» EXERCISE DIRECTIONS:
One figure is the expected answer: how many lines in the listing contain "help".
-=-=-=-=-
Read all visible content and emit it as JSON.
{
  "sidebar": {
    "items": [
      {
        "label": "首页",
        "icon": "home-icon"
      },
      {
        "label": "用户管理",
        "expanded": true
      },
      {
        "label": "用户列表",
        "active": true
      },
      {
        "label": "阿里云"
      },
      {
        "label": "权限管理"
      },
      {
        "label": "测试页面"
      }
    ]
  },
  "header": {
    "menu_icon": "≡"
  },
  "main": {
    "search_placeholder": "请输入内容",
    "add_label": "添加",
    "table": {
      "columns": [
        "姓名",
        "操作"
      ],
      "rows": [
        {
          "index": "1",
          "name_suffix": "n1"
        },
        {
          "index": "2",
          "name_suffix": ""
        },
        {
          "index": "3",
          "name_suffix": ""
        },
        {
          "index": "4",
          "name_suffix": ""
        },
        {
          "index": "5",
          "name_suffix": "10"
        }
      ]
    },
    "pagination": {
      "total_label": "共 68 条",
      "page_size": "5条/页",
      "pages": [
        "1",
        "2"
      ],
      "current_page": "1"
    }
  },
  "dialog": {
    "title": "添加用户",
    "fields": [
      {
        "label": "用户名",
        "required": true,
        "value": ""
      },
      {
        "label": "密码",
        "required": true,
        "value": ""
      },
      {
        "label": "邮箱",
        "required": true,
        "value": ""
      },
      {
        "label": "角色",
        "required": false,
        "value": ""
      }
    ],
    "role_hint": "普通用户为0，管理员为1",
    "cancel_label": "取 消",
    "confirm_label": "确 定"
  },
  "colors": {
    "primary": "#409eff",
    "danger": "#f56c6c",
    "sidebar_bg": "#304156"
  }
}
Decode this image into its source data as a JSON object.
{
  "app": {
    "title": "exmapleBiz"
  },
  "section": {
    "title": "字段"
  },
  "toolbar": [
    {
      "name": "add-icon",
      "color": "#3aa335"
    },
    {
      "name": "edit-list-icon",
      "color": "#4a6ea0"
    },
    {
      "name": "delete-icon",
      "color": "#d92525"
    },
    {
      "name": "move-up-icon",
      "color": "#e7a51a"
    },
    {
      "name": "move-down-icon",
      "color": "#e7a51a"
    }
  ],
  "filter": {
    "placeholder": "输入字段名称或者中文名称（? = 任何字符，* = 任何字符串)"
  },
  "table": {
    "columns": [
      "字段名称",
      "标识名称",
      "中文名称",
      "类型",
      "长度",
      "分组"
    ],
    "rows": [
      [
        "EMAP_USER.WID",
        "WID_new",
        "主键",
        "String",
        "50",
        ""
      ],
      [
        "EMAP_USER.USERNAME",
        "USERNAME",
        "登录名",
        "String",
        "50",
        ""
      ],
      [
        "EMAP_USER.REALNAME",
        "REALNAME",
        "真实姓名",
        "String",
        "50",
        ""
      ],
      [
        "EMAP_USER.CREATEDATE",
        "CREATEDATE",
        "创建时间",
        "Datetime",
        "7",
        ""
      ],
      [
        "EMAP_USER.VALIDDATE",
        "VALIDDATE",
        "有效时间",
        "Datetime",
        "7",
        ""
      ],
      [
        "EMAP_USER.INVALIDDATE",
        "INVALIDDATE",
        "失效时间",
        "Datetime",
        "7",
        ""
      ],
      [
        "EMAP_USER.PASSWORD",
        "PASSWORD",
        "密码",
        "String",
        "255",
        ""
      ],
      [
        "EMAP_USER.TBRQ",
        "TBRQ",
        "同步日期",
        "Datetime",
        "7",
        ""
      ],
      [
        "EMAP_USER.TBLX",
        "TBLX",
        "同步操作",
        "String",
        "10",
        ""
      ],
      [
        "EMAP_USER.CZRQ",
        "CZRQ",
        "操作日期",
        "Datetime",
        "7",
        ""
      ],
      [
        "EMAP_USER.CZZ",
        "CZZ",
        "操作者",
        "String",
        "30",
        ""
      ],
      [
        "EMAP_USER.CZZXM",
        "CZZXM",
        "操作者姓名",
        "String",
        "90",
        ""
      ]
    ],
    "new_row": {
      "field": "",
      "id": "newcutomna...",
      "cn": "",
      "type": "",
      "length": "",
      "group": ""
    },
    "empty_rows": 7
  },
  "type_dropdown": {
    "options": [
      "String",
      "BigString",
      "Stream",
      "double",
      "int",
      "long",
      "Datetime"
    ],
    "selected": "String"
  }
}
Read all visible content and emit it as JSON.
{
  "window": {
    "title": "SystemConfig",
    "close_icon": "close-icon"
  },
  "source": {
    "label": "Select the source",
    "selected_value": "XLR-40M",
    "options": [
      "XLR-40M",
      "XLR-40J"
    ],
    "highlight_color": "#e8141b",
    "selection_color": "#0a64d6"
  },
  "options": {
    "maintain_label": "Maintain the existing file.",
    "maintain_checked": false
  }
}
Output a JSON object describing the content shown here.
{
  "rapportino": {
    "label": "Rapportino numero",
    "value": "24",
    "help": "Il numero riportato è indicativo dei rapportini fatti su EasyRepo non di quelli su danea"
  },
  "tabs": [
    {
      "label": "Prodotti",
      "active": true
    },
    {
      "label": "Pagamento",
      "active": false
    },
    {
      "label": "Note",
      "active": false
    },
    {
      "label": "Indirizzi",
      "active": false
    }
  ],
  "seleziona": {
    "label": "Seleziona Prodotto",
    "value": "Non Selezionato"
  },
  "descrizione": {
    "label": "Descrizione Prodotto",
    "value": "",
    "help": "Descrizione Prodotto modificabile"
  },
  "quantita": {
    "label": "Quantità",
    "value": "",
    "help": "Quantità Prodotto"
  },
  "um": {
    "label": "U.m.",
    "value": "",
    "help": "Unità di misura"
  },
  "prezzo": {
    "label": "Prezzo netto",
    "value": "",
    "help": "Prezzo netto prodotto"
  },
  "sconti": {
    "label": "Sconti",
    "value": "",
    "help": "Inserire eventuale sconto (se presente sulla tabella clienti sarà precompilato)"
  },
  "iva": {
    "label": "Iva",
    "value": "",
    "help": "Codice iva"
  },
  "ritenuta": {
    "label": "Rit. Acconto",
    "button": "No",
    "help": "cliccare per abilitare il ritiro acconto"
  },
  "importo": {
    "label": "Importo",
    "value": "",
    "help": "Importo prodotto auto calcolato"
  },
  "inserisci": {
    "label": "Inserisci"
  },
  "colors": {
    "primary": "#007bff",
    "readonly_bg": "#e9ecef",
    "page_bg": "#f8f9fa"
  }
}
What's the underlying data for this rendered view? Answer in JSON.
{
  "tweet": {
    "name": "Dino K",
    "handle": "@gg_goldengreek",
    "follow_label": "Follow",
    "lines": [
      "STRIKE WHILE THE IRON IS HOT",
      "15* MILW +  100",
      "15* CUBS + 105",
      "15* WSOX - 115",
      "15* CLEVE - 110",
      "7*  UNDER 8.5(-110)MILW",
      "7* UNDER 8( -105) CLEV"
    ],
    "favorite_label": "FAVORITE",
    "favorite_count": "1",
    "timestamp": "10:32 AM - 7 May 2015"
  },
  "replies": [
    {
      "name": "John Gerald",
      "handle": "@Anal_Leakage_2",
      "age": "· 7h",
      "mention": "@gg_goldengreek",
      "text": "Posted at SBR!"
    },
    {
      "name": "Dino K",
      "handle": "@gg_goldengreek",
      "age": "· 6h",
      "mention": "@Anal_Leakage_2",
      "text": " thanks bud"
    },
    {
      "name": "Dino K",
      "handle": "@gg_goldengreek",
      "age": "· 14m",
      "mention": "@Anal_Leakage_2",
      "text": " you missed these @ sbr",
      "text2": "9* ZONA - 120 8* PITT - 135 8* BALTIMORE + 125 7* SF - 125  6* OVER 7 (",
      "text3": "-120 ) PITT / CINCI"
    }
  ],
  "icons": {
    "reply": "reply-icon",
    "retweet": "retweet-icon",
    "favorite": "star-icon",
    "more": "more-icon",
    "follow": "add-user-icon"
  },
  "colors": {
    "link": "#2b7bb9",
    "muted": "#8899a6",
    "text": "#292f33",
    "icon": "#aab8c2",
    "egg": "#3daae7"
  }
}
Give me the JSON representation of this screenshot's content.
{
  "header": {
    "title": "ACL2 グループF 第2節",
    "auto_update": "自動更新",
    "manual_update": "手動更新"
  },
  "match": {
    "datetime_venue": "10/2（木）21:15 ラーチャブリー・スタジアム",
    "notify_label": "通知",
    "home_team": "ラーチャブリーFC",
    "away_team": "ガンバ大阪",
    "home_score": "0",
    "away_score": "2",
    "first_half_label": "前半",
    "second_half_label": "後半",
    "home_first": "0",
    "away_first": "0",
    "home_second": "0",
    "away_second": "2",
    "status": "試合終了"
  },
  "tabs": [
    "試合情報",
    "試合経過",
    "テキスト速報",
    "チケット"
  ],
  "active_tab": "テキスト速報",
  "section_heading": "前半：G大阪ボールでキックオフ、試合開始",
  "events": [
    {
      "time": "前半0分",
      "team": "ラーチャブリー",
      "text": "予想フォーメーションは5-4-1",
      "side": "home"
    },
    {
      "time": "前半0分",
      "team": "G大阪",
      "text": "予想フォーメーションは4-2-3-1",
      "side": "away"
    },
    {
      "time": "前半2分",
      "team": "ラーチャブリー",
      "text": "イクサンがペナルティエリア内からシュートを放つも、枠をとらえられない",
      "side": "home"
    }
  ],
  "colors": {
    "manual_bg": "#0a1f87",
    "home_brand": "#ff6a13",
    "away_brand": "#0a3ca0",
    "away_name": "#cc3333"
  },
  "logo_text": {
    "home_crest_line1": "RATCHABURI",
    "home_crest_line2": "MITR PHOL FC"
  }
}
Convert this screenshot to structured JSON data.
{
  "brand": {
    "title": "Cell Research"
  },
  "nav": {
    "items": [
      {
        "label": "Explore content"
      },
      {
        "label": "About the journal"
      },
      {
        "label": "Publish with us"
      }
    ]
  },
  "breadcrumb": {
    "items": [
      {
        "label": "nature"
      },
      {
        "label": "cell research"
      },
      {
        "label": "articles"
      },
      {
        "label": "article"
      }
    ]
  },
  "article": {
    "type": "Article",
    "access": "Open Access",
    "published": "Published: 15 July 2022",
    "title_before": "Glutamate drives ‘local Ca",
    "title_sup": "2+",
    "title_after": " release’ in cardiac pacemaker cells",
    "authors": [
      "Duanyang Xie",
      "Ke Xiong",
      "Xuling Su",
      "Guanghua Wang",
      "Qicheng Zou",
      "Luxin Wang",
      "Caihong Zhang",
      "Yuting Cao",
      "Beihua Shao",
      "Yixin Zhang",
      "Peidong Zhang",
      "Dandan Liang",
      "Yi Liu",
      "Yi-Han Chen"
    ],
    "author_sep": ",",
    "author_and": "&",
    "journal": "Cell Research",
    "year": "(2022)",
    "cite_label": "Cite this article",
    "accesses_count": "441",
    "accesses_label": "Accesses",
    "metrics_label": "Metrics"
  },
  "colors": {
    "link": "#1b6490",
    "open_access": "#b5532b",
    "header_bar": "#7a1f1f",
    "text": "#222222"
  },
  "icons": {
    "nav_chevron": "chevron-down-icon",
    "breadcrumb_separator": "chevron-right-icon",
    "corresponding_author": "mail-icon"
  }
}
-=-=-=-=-
» SOLVED PROBLEM:
9